An exact copy of the records below is needed, with every picture left out.

→ Extracted data entries:
------------------------------

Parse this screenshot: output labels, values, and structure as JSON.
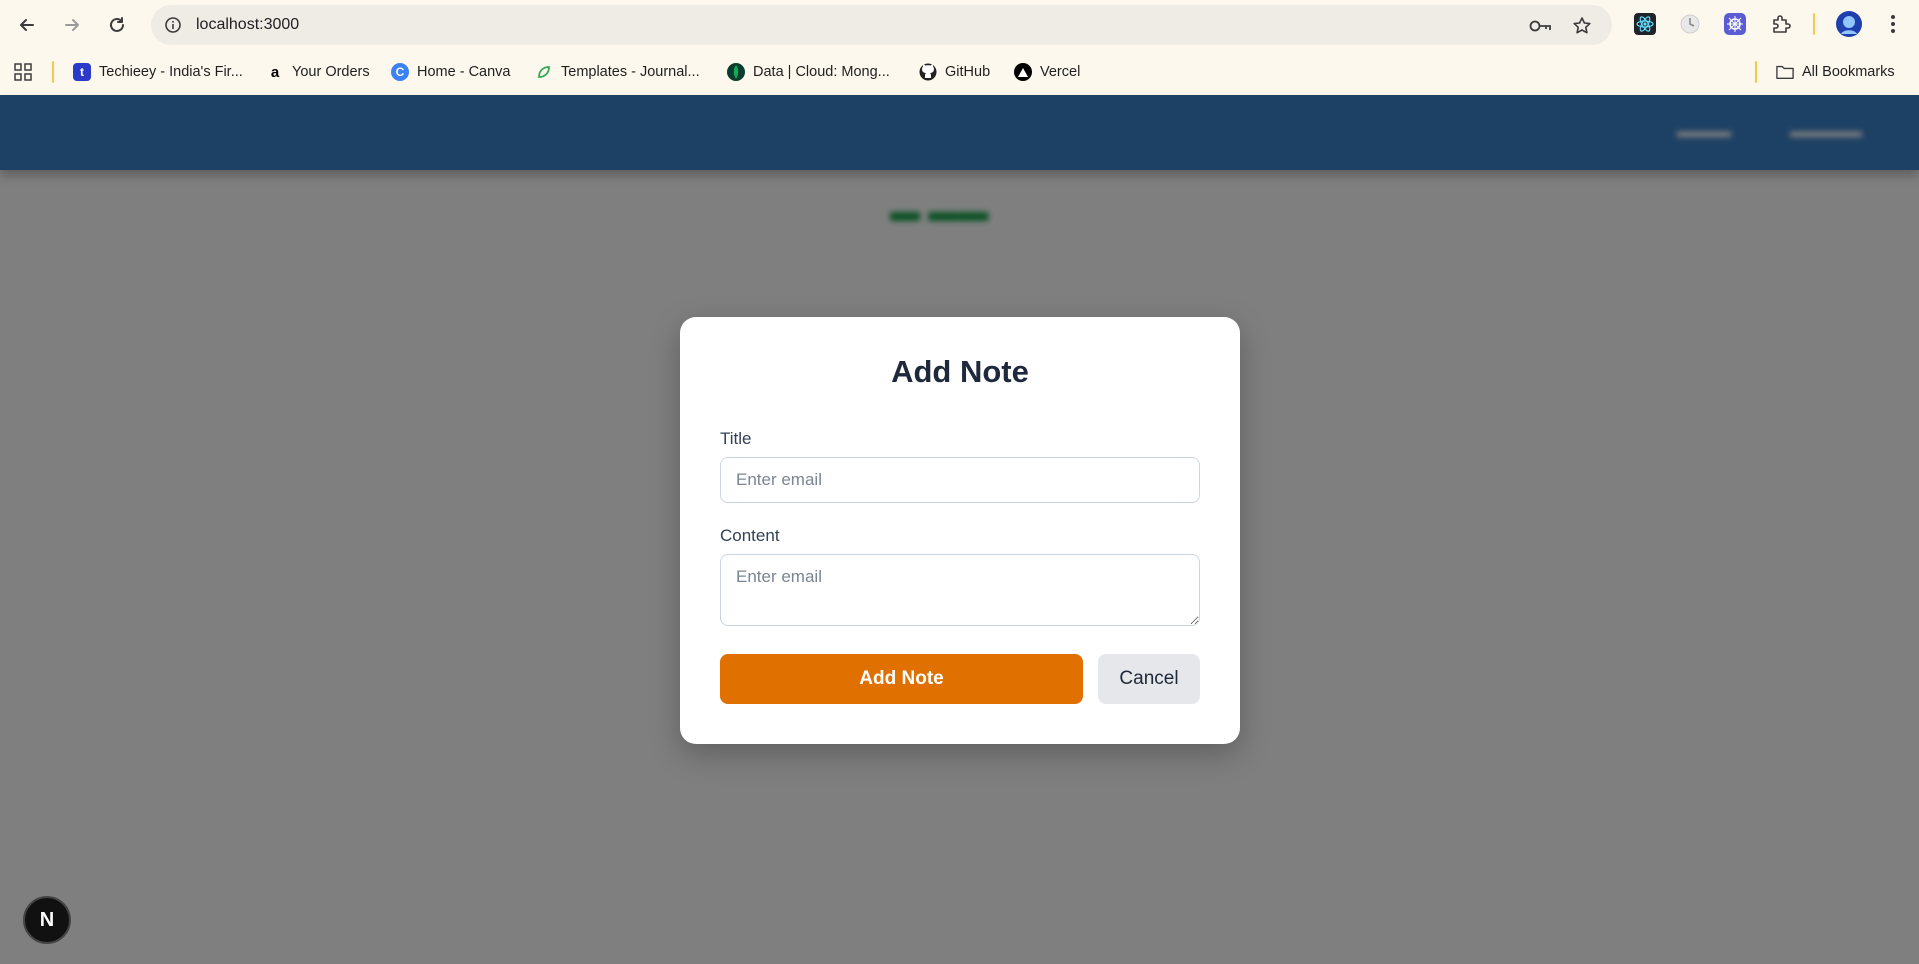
{
  "browser": {
    "url": "localhost:3000",
    "bookmarks": [
      {
        "label": "Techieey - India's Fir...",
        "icon": "techieey-icon",
        "color": "#2b3ac7",
        "glyph": "t"
      },
      {
        "label": "Your Orders",
        "icon": "amazon-icon",
        "color": "#000000",
        "glyph": "a"
      },
      {
        "label": "Home - Canva",
        "icon": "canva-icon",
        "color": "#3b82f6",
        "glyph": "C"
      },
      {
        "label": "Templates - Journal...",
        "icon": "journal-leaf-icon",
        "color": "#34a853",
        "glyph": ""
      },
      {
        "label": "Data | Cloud: Mong...",
        "icon": "mongodb-icon",
        "color": "#0b3d2e",
        "glyph": ""
      },
      {
        "label": "GitHub",
        "icon": "github-icon",
        "color": "#222222",
        "glyph": ""
      },
      {
        "label": "Vercel",
        "icon": "vercel-icon",
        "color": "#000000",
        "glyph": ""
      }
    ],
    "all_bookmarks_label": "All Bookmarks"
  },
  "modal": {
    "title": "Add Note",
    "title_label": "Title",
    "title_placeholder": "Enter email",
    "content_label": "Content",
    "content_placeholder": "Enter email",
    "submit_label": "Add Note",
    "cancel_label": "Cancel"
  },
  "nextjs_badge": "N",
  "colors": {
    "primary_button": "#e07000",
    "header": "#3b82c9",
    "overlay": "rgba(0,0,0,0.5)"
  }
}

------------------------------

→ ANSWER SECTION:
Parse this screenshot: output labels, values, and structure as JSON.
{
  "browser": {
    "url": "localhost:3000",
    "bookmarks": [
      {
        "label": "Techieey - India's Fir...",
        "icon": "techieey-icon",
        "color": "#2b3ac7",
        "glyph": "t"
      },
      {
        "label": "Your Orders",
        "icon": "amazon-icon",
        "color": "#000000",
        "glyph": "a"
      },
      {
        "label": "Home - Canva",
        "icon": "canva-icon",
        "color": "#3b82f6",
        "glyph": "C"
      },
      {
        "label": "Templates - Journal...",
        "icon": "journal-leaf-icon",
        "color": "#34a853",
        "glyph": ""
      },
      {
        "label": "Data | Cloud: Mong...",
        "icon": "mongodb-icon",
        "color": "#0b3d2e",
        "glyph": ""
      },
      {
        "label": "GitHub",
        "icon": "github-icon",
        "color": "#222222",
        "glyph": ""
      },
      {
        "label": "Vercel",
        "icon": "vercel-icon",
        "color": "#000000",
        "glyph": ""
      }
    ],
    "all_bookmarks_label": "All Bookmarks"
  },
  "modal": {
    "title": "Add Note",
    "title_label": "Title",
    "title_placeholder": "Enter email",
    "content_label": "Content",
    "content_placeholder": "Enter email",
    "submit_label": "Add Note",
    "cancel_label": "Cancel"
  },
  "nextjs_badge": "N",
  "colors": {
    "primary_button": "#e07000",
    "header": "#3b82c9",
    "overlay": "rgba(0,0,0,0.5)"
  }
}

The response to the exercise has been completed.